However, rather than limiting the tribunal’s role, the Act appears to widen it by bringing all Human Rights Act claims against the intelligence services within its jurisdiction. This provision was a late catch-all intended to ensure that the three old tribunals dealing with the different branches of the intelligence services (MI5, MI6 and GCHQ) were replaced by a single tribunal. It came into force on the same day that the Human Rights Act came into force and Parliament obviously wanted to ensure that new claims for breaches of Article 8, the right to privacy, could be dealt with outside the usual court system.

So, on the reading of the statute favoured by the Court of Appeal, a freedom of expression claim by a whistle-blower who wanted to publish revelations of fraud in MI5 or MI6 would be heard in the secret tribunal. So might a human rights claim by a torture victim against the secret intelligence services for collaboration in his or her torture — not so far-fetched so it seems. These are plainly cases of the highest public importance where serious wrong-doing by the state is alleged and fundamental rights of individuals are engaged. Openness is of paramount importance in such claims.

That is not to say that sensitive intelligence information must be revealed to the public. There are plenty of mechanisms in the civil justice system to allow national security to be protected. The public can be excluded from parts of hearings; special advocates can be appointed to represent parties when intelligence is deemed too sensitive for the parties or their usual lawyers to see it. But in the ordinary courts, fundamental principles of fairness and open justice will prevail except where it is strictly necessary to limit them.

The words of a former Lord Chief Justice are perhaps all the more relevant where the issue is an individual’s freedom of expression: “It is not merely of some importance but is of fundamental importance, that justice should not only be done, but should manifestly and undoubtedly be seen to be done.” As AC Grayling pointed out recently in an article for Index on Censorship, “There are two bedrock civil liberties without which the very idea of civil liberty is empty. They are freedom of speech and due process of law.” This claimant has suffered a double blow in being denied first right his freedom of expression and then his right to due process.

The claimant first tried to publish his manuscript three years ago. Since then, he has spent a fortune fighting the refusal and is convinced that his former employers are delaying matters in the hope that he will be unable to continue his claim. Happily, the House of Lords has given leave to appeal the Court of Appeal judgment. Even if he wins in the House of Lords, the claimant will then have to revive his original quest to publish his story, but at least it will be before a court whose judgments can be scrutinised, criticised and appealed against, and at least he will, in the end, know why he has won or lost.

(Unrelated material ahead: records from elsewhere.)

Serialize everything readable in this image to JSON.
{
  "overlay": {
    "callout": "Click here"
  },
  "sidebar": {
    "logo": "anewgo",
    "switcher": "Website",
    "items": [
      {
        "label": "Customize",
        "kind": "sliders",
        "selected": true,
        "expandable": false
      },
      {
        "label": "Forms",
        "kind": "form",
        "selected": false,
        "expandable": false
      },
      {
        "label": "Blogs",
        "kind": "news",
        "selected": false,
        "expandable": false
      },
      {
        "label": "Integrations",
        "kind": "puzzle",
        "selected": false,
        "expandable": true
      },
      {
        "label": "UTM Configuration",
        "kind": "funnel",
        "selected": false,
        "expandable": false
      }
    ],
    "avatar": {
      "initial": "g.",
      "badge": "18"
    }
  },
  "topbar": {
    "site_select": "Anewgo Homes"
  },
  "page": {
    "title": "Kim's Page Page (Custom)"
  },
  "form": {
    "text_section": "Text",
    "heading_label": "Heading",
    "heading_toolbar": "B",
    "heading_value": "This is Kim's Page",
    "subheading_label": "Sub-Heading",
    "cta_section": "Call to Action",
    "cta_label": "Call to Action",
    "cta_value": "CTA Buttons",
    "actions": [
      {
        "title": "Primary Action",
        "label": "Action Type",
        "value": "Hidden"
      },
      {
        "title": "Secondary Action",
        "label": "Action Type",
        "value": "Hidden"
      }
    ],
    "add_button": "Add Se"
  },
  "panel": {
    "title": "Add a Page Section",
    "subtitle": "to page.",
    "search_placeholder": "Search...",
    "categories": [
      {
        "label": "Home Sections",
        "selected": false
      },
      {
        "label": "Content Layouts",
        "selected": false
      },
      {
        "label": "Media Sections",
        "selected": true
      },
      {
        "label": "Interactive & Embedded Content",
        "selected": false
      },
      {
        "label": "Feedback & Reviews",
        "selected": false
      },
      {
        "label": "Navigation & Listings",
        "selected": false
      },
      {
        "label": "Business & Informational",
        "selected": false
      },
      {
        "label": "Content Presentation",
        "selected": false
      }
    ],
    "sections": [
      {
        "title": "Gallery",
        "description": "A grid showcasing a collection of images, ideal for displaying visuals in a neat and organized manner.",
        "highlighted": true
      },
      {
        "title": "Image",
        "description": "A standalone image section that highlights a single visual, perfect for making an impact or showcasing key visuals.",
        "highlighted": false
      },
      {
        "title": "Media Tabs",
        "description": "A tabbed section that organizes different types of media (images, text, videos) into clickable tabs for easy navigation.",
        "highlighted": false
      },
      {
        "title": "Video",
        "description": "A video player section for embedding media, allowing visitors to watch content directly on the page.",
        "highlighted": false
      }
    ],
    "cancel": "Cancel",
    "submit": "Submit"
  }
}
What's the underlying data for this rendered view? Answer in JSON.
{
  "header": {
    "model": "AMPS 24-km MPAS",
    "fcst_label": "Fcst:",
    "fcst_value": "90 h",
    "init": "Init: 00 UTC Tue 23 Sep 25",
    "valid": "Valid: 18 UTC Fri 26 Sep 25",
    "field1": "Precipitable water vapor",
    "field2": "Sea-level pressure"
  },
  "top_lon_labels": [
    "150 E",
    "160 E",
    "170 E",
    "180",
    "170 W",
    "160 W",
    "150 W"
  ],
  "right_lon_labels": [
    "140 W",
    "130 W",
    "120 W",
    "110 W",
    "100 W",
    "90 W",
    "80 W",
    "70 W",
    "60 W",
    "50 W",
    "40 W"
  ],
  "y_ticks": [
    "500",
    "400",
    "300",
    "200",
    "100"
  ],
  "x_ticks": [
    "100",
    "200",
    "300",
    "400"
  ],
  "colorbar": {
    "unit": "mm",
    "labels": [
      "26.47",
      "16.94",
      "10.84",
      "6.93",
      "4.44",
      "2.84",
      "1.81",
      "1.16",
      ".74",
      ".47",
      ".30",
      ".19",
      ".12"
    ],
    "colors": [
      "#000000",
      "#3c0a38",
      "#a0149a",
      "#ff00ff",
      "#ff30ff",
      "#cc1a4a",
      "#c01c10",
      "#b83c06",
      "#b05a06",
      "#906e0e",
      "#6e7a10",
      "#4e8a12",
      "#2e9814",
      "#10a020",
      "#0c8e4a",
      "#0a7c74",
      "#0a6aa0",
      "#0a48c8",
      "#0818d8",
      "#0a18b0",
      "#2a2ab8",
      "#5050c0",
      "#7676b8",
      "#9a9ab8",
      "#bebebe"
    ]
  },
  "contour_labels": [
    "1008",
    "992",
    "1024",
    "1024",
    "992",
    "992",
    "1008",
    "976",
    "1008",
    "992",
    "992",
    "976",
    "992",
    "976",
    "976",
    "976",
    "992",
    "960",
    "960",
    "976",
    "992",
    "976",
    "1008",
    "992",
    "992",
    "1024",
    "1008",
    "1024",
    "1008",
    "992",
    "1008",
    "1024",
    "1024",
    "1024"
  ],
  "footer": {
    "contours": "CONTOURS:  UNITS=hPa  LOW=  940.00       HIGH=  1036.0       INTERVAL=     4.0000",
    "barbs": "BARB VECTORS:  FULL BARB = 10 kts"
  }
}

Tamsin Allen represents the claimant in A v B. She is a partner in the media and public law department at Bindmans

An edited version of this article appears in The Times